"The acquisition is intended to secure the long term availability of Here's products and services as an open, independent and value creating platform for cloud-based maps and other mobility services accessible to all customers from the automotive industry and other sectors," they said in a joint statement.
They signaled that they will allow Here continuously to improve its services in future as the volume of anonymized data -- or "swarm intelligence" -- from vehicles increases.
"It is the explicit intention that all Here customers are to benefit from this continuous optimization," they added.
The hope is that the use of swarm intelligence will reduce the risk of accidents by improving the system's ability to warn drivers of hazards such as icy roads, accidents ahead and the formation of traffic jams, and help to form the basis of new assistance systems and ultimately fully autonomous driving.
"Here will play a key role in the digital revolution of mobility, combining high-definition maps and data from vehicles to make travel safer and easier for everyone," said BMW Chairman Harald Krüger.
Also signed up to the joint statement were Audi Chairman Rupert Stadler and Daimler Chairman Dieter Zetsche, as well as the three companies' research and development directors.
The German carmakers said they will split ownership of Here equally, and that none of them seeks to acquire a majority interest. They said the management of Here will continue to be independent and that the consortium will not interfere in its operational business. The transaction is expected to close in the first quarter of 2016, subject to regulatory approval.
Here provides mapping and location intelligence for nearly 200 countries in more than 50 languages. Nokia plans to report Here as a discontinued operation from the third quarter. In the first half of 2015, Here reported an operating profit of €28 million and an operating loss for the whole of 2014 of €1.2 billion, largely due to a goodwill writedown. Here's employee count stood at 6,454 at the end of June 2015.
Daimler spokesman Hendrik Sackmann said the bid trio's auto-industry competitors and other parties using Here's services will be treated as customers, just as they are now, and Here will not be giving the information away free.
"It will be an open platform," he said, "but not open-source."
Sackmann said that Daimler would pay cash for its share. He declined to comment on the consortium's advisers.
Espoo, Finland-based Nokia said it expects net proceeds of just over €2.5 billion from the sale after compensating the buying group for certain liabilities, currently expected to be slightly less than €300 million. It expects to book a gain of about €1 billion from the disposal, which it initiated in April after agreeing to buy Alcatel-Lucent (ALU).
"Going forward, we will focus on our planned combination with Alcatel-Lucent.

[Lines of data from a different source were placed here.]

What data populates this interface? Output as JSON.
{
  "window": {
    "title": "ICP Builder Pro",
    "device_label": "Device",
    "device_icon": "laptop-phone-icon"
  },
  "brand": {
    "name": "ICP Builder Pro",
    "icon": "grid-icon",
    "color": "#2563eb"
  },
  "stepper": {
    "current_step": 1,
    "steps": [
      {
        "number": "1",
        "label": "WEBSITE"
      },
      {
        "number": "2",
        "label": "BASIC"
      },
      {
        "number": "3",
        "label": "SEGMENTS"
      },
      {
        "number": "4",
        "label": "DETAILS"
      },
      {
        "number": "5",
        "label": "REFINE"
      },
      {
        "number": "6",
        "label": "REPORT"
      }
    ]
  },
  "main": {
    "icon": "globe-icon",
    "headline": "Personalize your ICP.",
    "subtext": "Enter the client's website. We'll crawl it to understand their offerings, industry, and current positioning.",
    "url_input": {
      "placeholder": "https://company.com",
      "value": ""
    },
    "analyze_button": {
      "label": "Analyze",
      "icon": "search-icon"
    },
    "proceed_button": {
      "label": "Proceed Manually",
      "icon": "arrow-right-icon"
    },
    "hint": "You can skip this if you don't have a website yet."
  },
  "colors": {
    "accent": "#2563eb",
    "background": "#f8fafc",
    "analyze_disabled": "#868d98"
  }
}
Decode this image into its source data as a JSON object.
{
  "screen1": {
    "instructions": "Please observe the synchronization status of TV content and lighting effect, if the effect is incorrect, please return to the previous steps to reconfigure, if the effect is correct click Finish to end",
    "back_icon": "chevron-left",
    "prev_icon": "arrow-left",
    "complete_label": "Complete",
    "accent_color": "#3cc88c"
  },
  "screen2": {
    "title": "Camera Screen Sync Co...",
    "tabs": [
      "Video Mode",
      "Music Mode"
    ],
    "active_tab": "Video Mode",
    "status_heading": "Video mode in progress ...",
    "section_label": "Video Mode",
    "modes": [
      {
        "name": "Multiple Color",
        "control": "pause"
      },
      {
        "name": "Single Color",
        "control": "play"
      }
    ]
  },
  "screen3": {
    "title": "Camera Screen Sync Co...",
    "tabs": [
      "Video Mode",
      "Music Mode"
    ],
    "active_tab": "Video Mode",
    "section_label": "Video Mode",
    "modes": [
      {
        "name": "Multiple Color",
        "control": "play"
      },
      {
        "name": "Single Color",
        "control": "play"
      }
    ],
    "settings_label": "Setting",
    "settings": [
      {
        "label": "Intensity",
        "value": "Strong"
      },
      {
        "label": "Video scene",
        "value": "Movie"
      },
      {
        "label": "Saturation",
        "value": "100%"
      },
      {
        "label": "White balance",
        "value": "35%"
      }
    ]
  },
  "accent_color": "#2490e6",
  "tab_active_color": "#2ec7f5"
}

Once that is complete, Nokia will be a renewed company, with a world-leading network technology and services business, as well as the licensing and innovation engine of Nokia Technologies," said Nokia President and CEO Rajeev Suri in a statement.
Nokia expects to close its fusion with Alcatel-Lucent in the first half of next year.
The European Commission on July 24 cleared the €15.6 billion Alcatel-Lucent deal, though rumblings of dissatisfaction about the share exchange ratio -- exacerbated by a fall in Nokia's share price since the deal was announced in April -- threaten to complicate the takeover.
Alcatel-Lucent shareholder Odey Asset Management has said the price Nokia is offering is too low, and Elliott Management recently joined the shareholder register.
Laura Board contributed to this report.